-------- Dataset entries --------

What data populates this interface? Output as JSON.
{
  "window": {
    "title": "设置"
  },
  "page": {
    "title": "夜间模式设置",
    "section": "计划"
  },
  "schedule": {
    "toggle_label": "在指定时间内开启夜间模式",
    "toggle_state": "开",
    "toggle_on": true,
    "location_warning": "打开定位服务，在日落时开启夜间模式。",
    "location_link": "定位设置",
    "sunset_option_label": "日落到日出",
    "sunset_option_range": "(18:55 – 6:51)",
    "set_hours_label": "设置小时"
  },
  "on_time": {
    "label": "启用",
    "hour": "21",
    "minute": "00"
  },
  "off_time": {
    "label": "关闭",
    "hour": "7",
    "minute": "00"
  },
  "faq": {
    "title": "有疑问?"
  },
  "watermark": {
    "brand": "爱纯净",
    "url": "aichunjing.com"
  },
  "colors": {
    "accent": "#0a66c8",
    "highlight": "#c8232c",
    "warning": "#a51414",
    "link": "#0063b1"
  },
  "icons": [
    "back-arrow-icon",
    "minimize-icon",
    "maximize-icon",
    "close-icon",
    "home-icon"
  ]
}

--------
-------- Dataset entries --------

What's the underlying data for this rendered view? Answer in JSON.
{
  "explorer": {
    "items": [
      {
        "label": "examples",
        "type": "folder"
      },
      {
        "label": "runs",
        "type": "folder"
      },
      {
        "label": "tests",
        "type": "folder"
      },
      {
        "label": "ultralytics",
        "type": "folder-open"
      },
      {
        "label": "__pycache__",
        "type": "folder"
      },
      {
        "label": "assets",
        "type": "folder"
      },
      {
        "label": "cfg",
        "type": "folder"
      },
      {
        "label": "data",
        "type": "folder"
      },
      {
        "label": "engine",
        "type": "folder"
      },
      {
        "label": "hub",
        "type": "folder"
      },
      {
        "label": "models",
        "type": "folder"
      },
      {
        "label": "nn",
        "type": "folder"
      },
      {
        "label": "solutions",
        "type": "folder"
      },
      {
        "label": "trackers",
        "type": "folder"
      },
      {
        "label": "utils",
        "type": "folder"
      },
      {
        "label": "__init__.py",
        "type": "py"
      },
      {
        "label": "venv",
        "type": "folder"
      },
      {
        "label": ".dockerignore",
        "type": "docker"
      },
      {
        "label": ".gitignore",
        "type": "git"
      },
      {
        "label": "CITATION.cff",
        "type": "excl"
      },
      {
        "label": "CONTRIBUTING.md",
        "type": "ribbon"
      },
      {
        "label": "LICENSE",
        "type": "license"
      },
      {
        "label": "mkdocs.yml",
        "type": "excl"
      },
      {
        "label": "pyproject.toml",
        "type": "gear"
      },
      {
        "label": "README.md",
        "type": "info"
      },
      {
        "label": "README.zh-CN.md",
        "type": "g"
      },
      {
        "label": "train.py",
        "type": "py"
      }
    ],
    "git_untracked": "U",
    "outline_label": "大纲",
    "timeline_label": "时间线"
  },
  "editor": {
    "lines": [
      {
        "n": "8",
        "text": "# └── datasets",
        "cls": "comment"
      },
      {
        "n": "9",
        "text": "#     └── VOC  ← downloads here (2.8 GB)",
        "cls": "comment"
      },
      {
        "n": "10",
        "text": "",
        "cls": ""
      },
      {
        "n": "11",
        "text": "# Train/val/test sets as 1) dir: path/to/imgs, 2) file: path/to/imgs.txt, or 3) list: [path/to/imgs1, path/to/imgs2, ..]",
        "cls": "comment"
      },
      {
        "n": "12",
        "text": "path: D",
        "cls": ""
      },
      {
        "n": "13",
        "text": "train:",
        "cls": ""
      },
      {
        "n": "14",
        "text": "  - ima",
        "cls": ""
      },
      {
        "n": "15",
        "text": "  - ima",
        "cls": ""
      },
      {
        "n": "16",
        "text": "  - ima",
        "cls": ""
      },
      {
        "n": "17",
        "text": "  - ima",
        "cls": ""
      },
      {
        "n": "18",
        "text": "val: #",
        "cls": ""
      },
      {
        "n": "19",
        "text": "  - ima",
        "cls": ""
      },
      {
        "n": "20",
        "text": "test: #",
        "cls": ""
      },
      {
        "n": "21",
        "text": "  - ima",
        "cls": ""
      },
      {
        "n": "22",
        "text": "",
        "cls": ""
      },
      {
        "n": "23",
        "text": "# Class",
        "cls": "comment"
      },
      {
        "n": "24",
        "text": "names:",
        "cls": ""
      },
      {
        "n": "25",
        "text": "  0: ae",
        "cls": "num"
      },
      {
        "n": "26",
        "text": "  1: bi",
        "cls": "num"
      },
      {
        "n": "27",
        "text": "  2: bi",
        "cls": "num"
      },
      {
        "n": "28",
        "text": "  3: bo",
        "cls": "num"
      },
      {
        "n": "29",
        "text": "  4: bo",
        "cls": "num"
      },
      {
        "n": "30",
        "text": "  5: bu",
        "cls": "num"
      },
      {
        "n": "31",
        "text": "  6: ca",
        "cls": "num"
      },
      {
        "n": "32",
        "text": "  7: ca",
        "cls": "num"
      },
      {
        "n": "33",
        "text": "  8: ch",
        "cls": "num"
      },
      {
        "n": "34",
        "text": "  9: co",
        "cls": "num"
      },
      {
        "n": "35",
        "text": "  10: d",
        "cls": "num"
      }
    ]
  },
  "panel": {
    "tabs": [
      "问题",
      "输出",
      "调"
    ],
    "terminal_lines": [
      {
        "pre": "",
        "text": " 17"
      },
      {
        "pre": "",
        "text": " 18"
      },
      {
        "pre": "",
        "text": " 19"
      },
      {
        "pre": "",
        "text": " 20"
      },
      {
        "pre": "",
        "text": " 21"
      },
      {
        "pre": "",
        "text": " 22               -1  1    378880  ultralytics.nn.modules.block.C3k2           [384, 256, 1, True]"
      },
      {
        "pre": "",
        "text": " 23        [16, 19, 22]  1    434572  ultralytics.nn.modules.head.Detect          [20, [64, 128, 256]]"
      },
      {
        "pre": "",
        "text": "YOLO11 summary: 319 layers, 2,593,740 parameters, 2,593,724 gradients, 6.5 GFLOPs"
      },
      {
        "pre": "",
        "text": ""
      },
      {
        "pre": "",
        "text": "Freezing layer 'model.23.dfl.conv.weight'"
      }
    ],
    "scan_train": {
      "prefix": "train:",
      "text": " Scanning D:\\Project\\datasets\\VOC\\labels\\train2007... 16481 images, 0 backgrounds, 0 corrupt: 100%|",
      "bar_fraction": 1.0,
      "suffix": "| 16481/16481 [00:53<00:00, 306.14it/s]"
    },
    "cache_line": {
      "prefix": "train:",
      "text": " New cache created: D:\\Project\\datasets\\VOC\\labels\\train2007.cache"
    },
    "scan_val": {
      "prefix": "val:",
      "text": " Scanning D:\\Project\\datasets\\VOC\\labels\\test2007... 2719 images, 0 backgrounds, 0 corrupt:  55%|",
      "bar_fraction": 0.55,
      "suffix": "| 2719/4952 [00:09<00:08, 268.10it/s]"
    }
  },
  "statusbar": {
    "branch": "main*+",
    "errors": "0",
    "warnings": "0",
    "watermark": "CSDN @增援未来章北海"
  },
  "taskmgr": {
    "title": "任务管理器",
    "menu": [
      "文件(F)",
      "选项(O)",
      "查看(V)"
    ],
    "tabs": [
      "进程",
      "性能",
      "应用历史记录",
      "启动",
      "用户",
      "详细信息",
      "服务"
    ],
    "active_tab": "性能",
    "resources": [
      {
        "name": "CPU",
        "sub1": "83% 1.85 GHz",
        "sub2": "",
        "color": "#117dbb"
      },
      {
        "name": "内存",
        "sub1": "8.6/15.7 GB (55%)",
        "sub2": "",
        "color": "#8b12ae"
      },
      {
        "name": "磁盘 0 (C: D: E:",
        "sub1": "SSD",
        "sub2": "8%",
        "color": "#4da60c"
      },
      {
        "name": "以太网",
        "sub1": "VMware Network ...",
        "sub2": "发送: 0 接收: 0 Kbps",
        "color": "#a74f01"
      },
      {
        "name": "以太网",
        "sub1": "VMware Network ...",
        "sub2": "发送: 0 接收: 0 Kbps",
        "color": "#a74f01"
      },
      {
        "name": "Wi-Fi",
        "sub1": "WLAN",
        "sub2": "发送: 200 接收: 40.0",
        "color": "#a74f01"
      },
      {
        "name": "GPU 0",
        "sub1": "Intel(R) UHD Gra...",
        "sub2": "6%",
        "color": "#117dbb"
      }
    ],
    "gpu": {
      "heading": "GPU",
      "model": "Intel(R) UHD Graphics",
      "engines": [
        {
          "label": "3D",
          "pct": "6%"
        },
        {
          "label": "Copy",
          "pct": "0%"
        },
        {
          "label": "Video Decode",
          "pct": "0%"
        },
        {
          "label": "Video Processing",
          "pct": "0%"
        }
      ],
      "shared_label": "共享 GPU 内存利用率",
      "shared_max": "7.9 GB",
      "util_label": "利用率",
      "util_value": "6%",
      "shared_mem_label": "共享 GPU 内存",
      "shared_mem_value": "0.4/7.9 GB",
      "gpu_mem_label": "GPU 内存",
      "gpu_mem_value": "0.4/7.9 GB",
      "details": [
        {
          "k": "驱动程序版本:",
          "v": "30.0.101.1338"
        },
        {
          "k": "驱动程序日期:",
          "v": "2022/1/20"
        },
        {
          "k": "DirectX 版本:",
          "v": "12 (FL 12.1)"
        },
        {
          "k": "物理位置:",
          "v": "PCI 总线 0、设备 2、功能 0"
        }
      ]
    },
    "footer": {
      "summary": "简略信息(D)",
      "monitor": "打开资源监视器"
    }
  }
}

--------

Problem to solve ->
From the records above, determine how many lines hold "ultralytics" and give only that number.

Expected answer ->
3